▸ Task prompt
Every line with the string "JSON" in it belongs in your answer, so copy them all from the data.

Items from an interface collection

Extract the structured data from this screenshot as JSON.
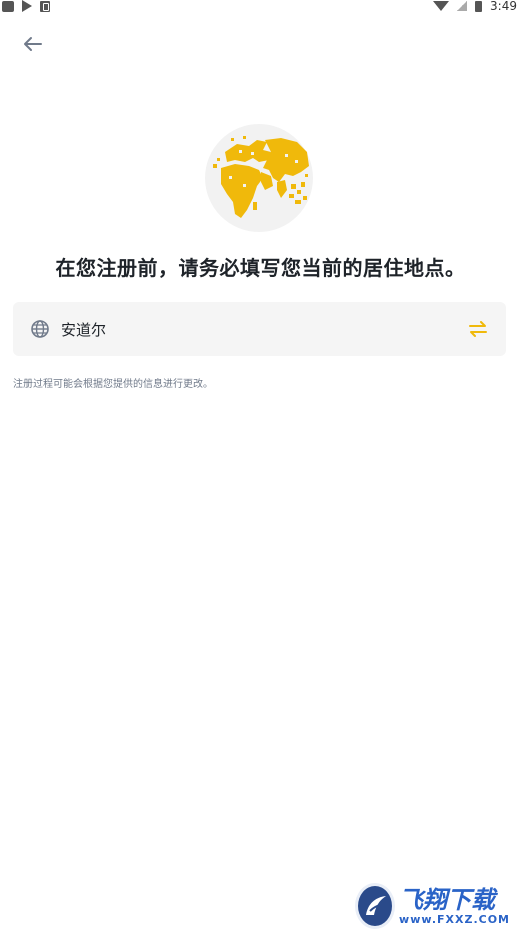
{
  "status_bar": {
    "time": "3:49"
  },
  "header": {
    "back_icon": "arrow-left-icon"
  },
  "illustration": {
    "icon": "world-map-globe-icon",
    "accent_color": "#f0b90b",
    "background_color": "#f2f2f2"
  },
  "title": "在您注册前，请务必填写您当前的居住地点。",
  "country": {
    "icon": "globe-icon",
    "value": "安道尔",
    "swap_icon": "swap-arrows-icon"
  },
  "hint": "注册过程可能会根据您提供的信息进行更改。",
  "watermark": {
    "title": "飞翔下载",
    "url": "www.FXXZ.COM"
  }
}
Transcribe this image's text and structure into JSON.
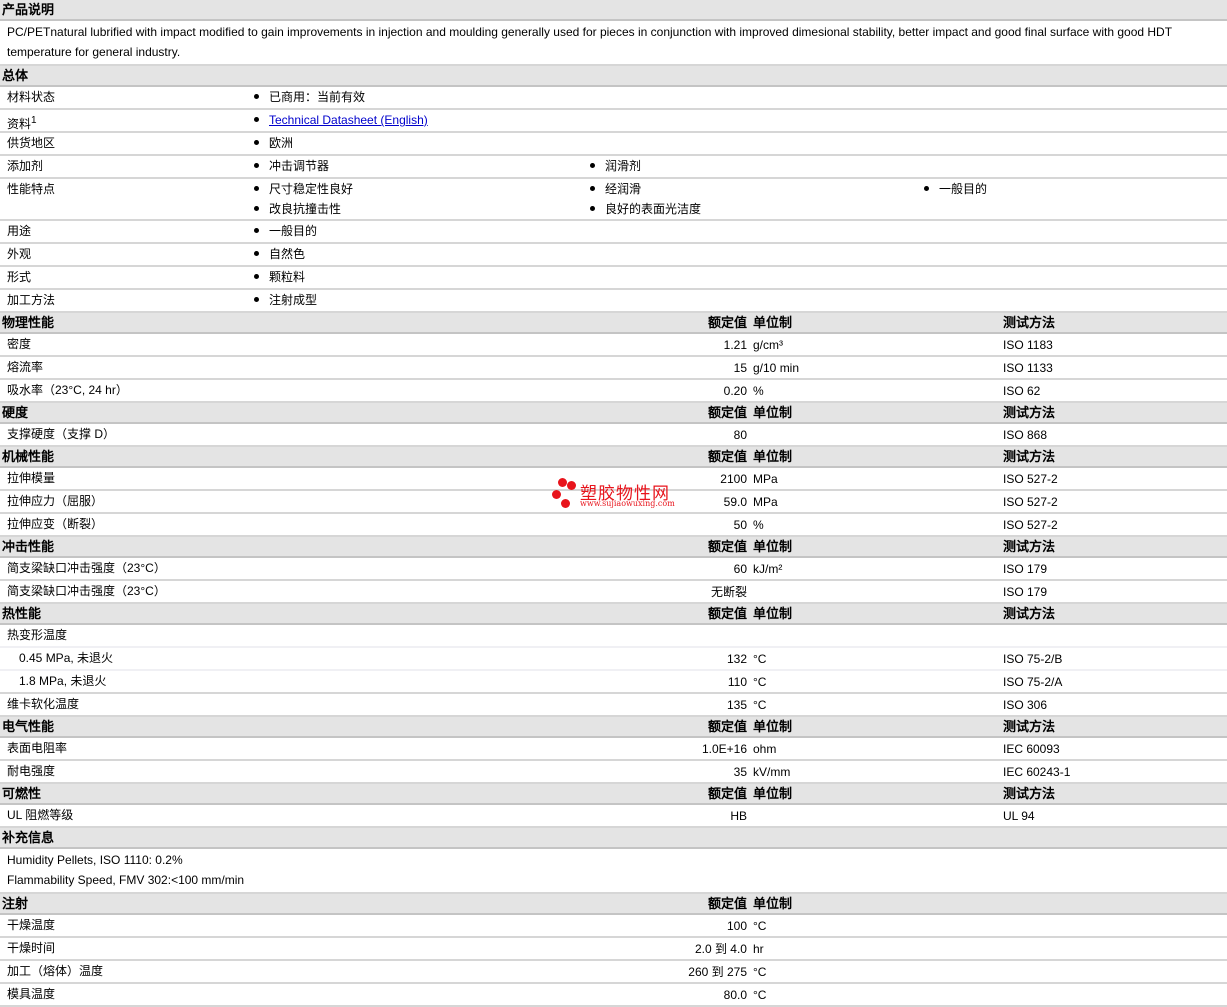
{
  "col_headers": {
    "value": "额定值",
    "unit": "单位制",
    "method": "测试方法"
  },
  "sections": [
    {
      "title": "产品说明",
      "type": "text",
      "lines": [
        "PC/PETnatural lubrified with impact modified to gain improvements in injection and moulding generally used for pieces in conjunction with improved dimesional stability, better impact and good final surface with good HDT temperature for general industry."
      ]
    },
    {
      "title": "总体",
      "type": "bullets",
      "rows": [
        {
          "label": "材料状态",
          "items": [
            "已商用：当前有效"
          ]
        },
        {
          "label": "资料",
          "sup": "1",
          "items": [
            "Technical Datasheet (English)"
          ],
          "link": true
        },
        {
          "label": "供货地区",
          "items": [
            "欧洲"
          ]
        },
        {
          "label": "添加剂",
          "items": [
            "冲击调节器",
            "润滑剂"
          ]
        },
        {
          "label": "性能特点",
          "items": [
            "尺寸稳定性良好",
            "经润滑",
            "一般目的",
            "改良抗撞击性",
            "良好的表面光洁度"
          ]
        },
        {
          "label": "用途",
          "items": [
            "一般目的"
          ]
        },
        {
          "label": "外观",
          "items": [
            "自然色"
          ]
        },
        {
          "label": "形式",
          "items": [
            "颗粒料"
          ]
        },
        {
          "label": "加工方法",
          "items": [
            "注射成型"
          ]
        }
      ]
    },
    {
      "title": "物理性能",
      "type": "props",
      "method": true,
      "rows": [
        {
          "label": "密度",
          "value": "1.21",
          "unit": "g/cm³",
          "method": "ISO 1183"
        },
        {
          "label": "熔流率",
          "value": "15",
          "unit": "g/10 min",
          "method": "ISO 1133"
        },
        {
          "label": "吸水率（23°C, 24 hr）",
          "value": "0.20",
          "unit": "%",
          "method": "ISO 62"
        }
      ]
    },
    {
      "title": "硬度",
      "type": "props",
      "method": true,
      "rows": [
        {
          "label": "支撑硬度（支撑 D）",
          "value": "80",
          "unit": "",
          "method": "ISO 868"
        }
      ]
    },
    {
      "title": "机械性能",
      "type": "props",
      "method": true,
      "rows": [
        {
          "label": "拉伸模量",
          "value": "2100",
          "unit": "MPa",
          "method": "ISO 527-2"
        },
        {
          "label": "拉伸应力（屈服）",
          "value": "59.0",
          "unit": "MPa",
          "method": "ISO 527-2"
        },
        {
          "label": "拉伸应变（断裂）",
          "value": "50",
          "unit": "%",
          "method": "ISO 527-2"
        }
      ]
    },
    {
      "title": "冲击性能",
      "type": "props",
      "method": true,
      "rows": [
        {
          "label": "简支梁缺口冲击强度（23°C）",
          "value": "60",
          "unit": "kJ/m²",
          "method": "ISO 179"
        },
        {
          "label": "简支梁缺口冲击强度（23°C）",
          "value": "无断裂",
          "unit": "",
          "method": "ISO 179"
        }
      ]
    },
    {
      "title": "热性能",
      "type": "props",
      "method": true,
      "rows": [
        {
          "label": "热变形温度",
          "value": "",
          "unit": "",
          "method": "",
          "light": true
        },
        {
          "label": "0.45 MPa, 未退火",
          "value": "132",
          "unit": "°C",
          "method": "ISO 75-2/B",
          "indent": true,
          "light": true
        },
        {
          "label": "1.8 MPa, 未退火",
          "value": "110",
          "unit": "°C",
          "method": "ISO 75-2/A",
          "indent": true
        },
        {
          "label": "维卡软化温度",
          "value": "135",
          "unit": "°C",
          "method": "ISO 306"
        }
      ]
    },
    {
      "title": "电气性能",
      "type": "props",
      "method": true,
      "rows": [
        {
          "label": "表面电阻率",
          "value": "1.0E+16",
          "unit": "ohm",
          "method": "IEC 60093"
        },
        {
          "label": "耐电强度",
          "value": "35",
          "unit": "kV/mm",
          "method": "IEC 60243-1"
        }
      ]
    },
    {
      "title": "可燃性",
      "type": "props",
      "method": true,
      "rows": [
        {
          "label": "UL 阻燃等级",
          "value": "HB",
          "unit": "",
          "method": "UL 94"
        }
      ]
    },
    {
      "title": "补充信息",
      "type": "text",
      "lines": [
        "Humidity Pellets, ISO 1110: 0.2%",
        "Flammability Speed, FMV 302:<100 mm/min"
      ]
    },
    {
      "title": "注射",
      "type": "props",
      "method": false,
      "rows": [
        {
          "label": "干燥温度",
          "value": "100",
          "unit": "°C",
          "method": ""
        },
        {
          "label": "干燥时间",
          "value": "2.0 到  4.0",
          "unit": "hr",
          "method": ""
        },
        {
          "label": "加工（熔体）温度",
          "value": "260 到  275",
          "unit": "°C",
          "method": ""
        },
        {
          "label": "模具温度",
          "value": "80.0",
          "unit": "°C",
          "method": ""
        }
      ]
    }
  ],
  "watermark": {
    "title": "塑胶物性网",
    "url": "www.sujiaowuxing.com",
    "color": "#e8141c"
  }
}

▸ Task result
Extract the structured data from this screenshot as JSON.
Transcribe this image's text and structure into JSON.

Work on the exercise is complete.